» PROBLEM TO SOLVE
For the entries below, how many lines contain the word "disabled"? Reply with the number and nothing else.
========
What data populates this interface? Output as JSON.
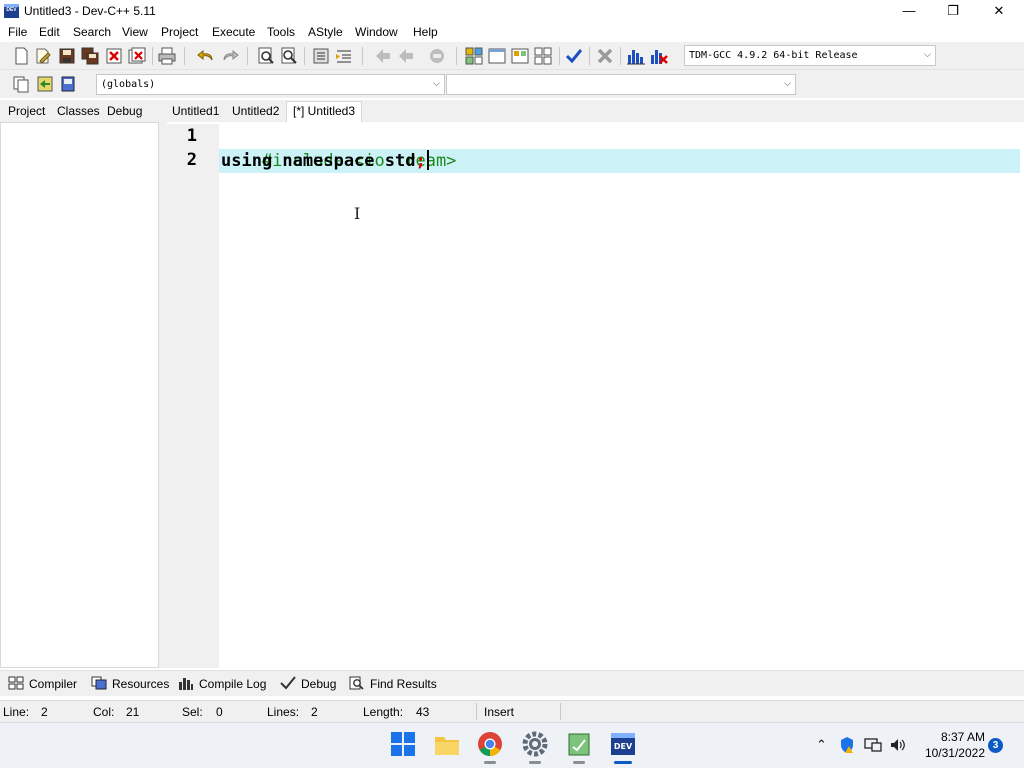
{
  "window": {
    "title": "Untitled3 - Dev-C++ 5.11",
    "icon_label": "DEV",
    "minimize_glyph": "—",
    "maximize_glyph": "❐",
    "close_glyph": "✕"
  },
  "menu": [
    "File",
    "Edit",
    "Search",
    "View",
    "Project",
    "Execute",
    "Tools",
    "AStyle",
    "Window",
    "Help"
  ],
  "toolbar": {
    "compiler_select": "TDM-GCC 4.9.2 64-bit Release",
    "scope_select": "(globals)",
    "member_select": ""
  },
  "side_tabs": [
    "Project",
    "Classes",
    "Debug"
  ],
  "editor_tabs": [
    "Untitled1",
    "Untitled2",
    "[*] Untitled3"
  ],
  "editor": {
    "line_numbers": [
      "1",
      "2"
    ],
    "line1": "#include <iostream>",
    "line2_kw": "using namespace std",
    "line2_sym": ";"
  },
  "bottom_tabs": [
    "Compiler",
    "Resources",
    "Compile Log",
    "Debug",
    "Find Results"
  ],
  "status": {
    "line_label": "Line:",
    "line_value": "2",
    "col_label": "Col:",
    "col_value": "21",
    "sel_label": "Sel:",
    "sel_value": "0",
    "lines_label": "Lines:",
    "lines_value": "2",
    "length_label": "Length:",
    "length_value": "43",
    "mode": "Insert"
  },
  "taskbar": {
    "time": "8:37 AM",
    "date": "10/31/2022",
    "notification_count": "3"
  },
  "colors": {
    "preprocessor": "#1a8a1a",
    "symbol": "#e00000",
    "current_line": "#ccf2f8",
    "accent": "#0a5bc4"
  }
}
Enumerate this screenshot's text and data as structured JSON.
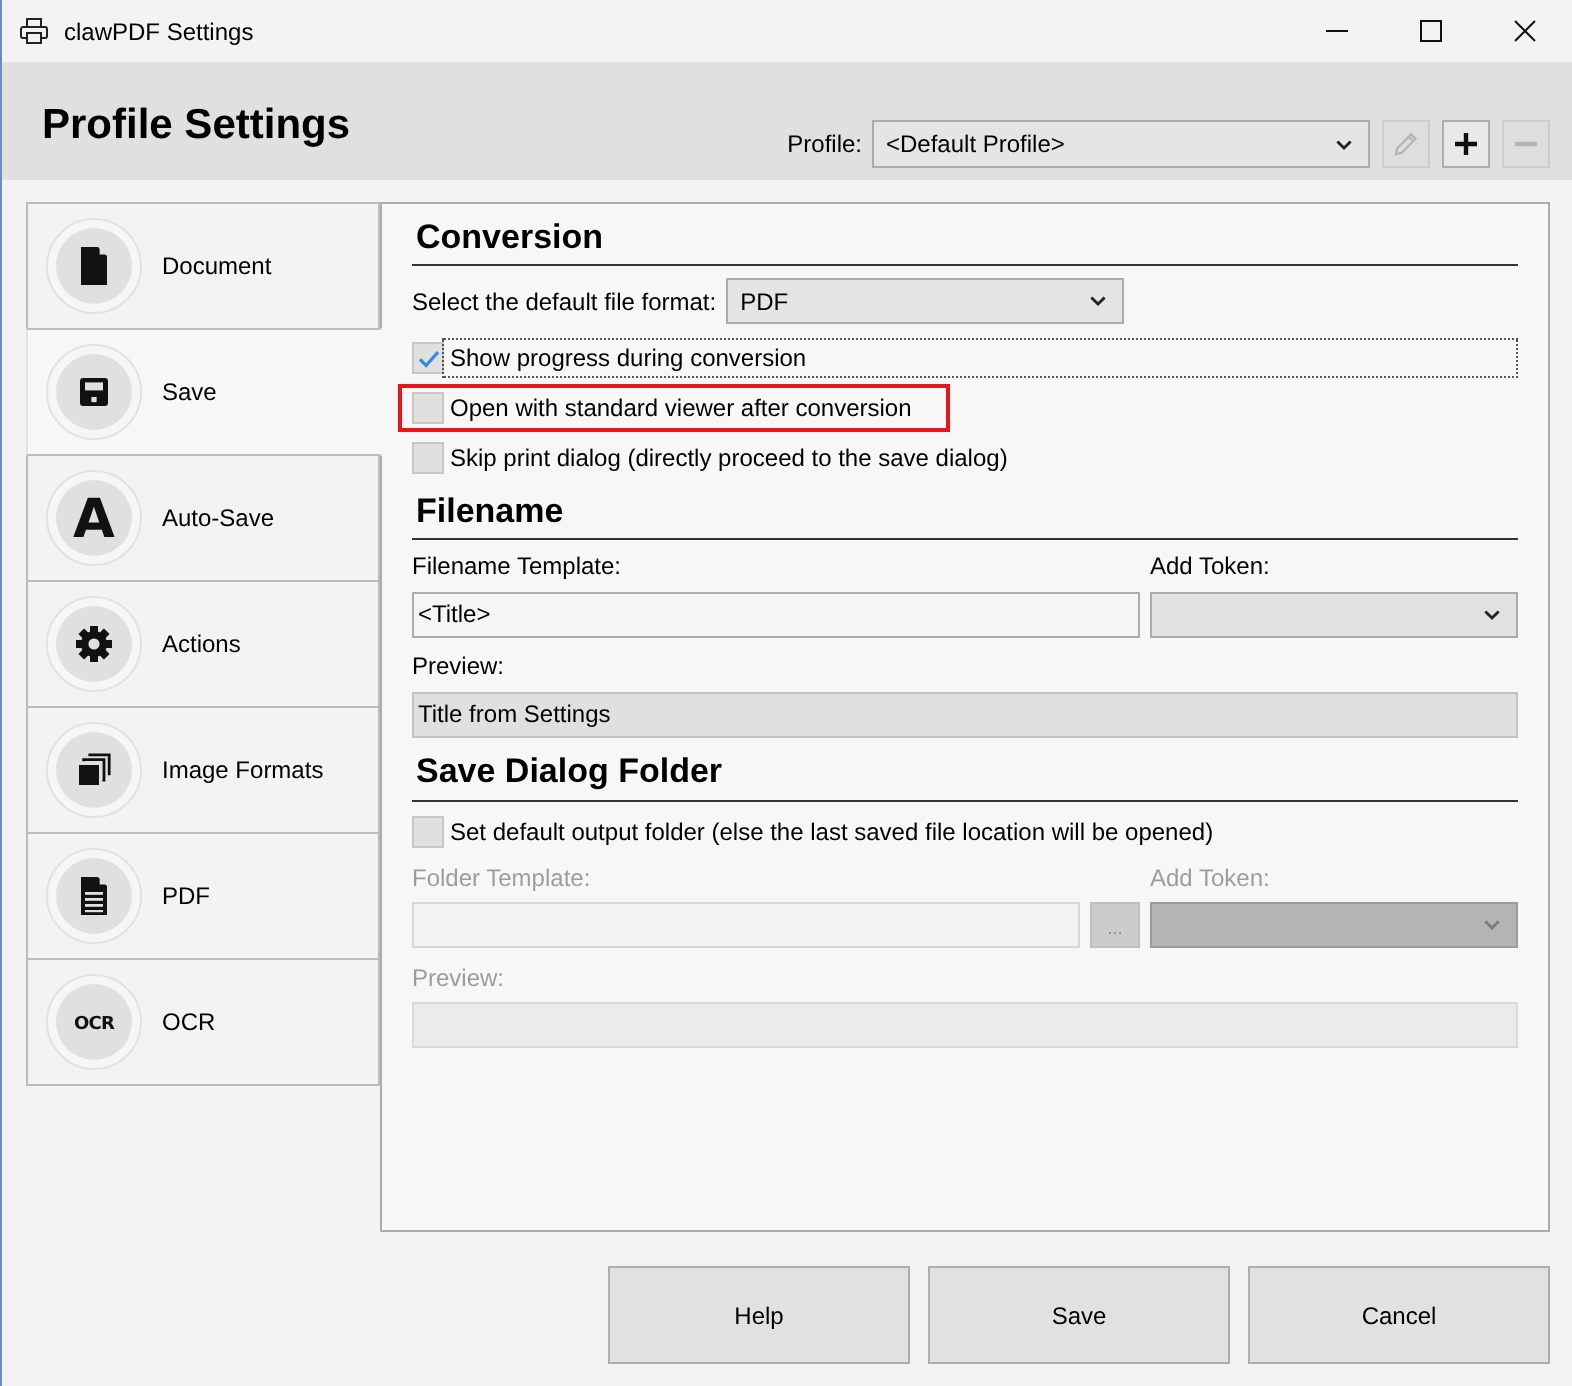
{
  "window": {
    "title": "clawPDF Settings"
  },
  "header": {
    "title": "Profile Settings",
    "profile_label": "Profile:",
    "profile_value": "<Default Profile>",
    "profile_buttons": [
      {
        "kind": "edit",
        "disabled": true
      },
      {
        "kind": "add",
        "disabled": false
      },
      {
        "kind": "remove",
        "disabled": true
      }
    ]
  },
  "sidebar": {
    "items": [
      {
        "kind": "document",
        "label": "Document",
        "selected": false
      },
      {
        "kind": "save",
        "label": "Save",
        "selected": true
      },
      {
        "kind": "letter",
        "glyph": "A",
        "label": "Auto-Save",
        "selected": false
      },
      {
        "kind": "gear",
        "label": "Actions",
        "selected": false
      },
      {
        "kind": "pages",
        "label": "Image Formats",
        "selected": false
      },
      {
        "kind": "pdf",
        "label": "PDF",
        "selected": false
      },
      {
        "kind": "ocr",
        "glyph": "OCR",
        "label": "OCR",
        "selected": false
      }
    ]
  },
  "conversion": {
    "title": "Conversion",
    "format_label": "Select the default file format:",
    "format_value": "PDF",
    "options": [
      {
        "label": "Show progress during conversion",
        "checked": true,
        "focused": true,
        "highlighted": false
      },
      {
        "label": "Open with standard viewer after conversion",
        "checked": false,
        "focused": false,
        "highlighted": true
      },
      {
        "label": "Skip print dialog (directly proceed to the save dialog)",
        "checked": false,
        "focused": false,
        "highlighted": false
      }
    ]
  },
  "filename": {
    "title": "Filename",
    "template_label": "Filename Template:",
    "template_value": "<Title>",
    "token_label": "Add Token:",
    "preview_label": "Preview:",
    "preview_value": "Title from Settings"
  },
  "save_dialog_folder": {
    "title": "Save Dialog Folder",
    "option": {
      "label": "Set default output folder (else the last saved file location will be opened)",
      "checked": false
    },
    "disabled": true,
    "template_label": "Folder Template:",
    "browse_button": "...",
    "token_label": "Add Token:",
    "preview_label": "Preview:"
  },
  "buttons": [
    "Help",
    "Save",
    "Cancel"
  ]
}
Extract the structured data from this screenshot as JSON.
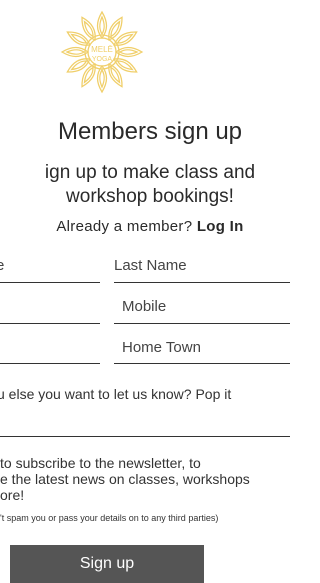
{
  "logo": {
    "line1": "MELĒ",
    "line2": "YOGA",
    "color": "#f0cf6a"
  },
  "heading": "Members sign up",
  "subheading_line1": "ign up to make class and",
  "subheading_line2": "workshop bookings!",
  "member_prompt": "Already a member?",
  "login_link": "Log In",
  "fields": {
    "first_name_partial": "e",
    "last_name": "Last Name",
    "mobile": "Mobile",
    "home_town": "Home Town"
  },
  "message_prompt": "u else you want to let us know?  Pop it",
  "newsletter_line1": "to subscribe to the newsletter, to",
  "newsletter_line2": "e the latest news on classes, workshops",
  "newsletter_line3": "ore!",
  "privacy_note": "'t spam you or pass your details on to any third parties)",
  "signup_button": "Sign up"
}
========
» REPLY
4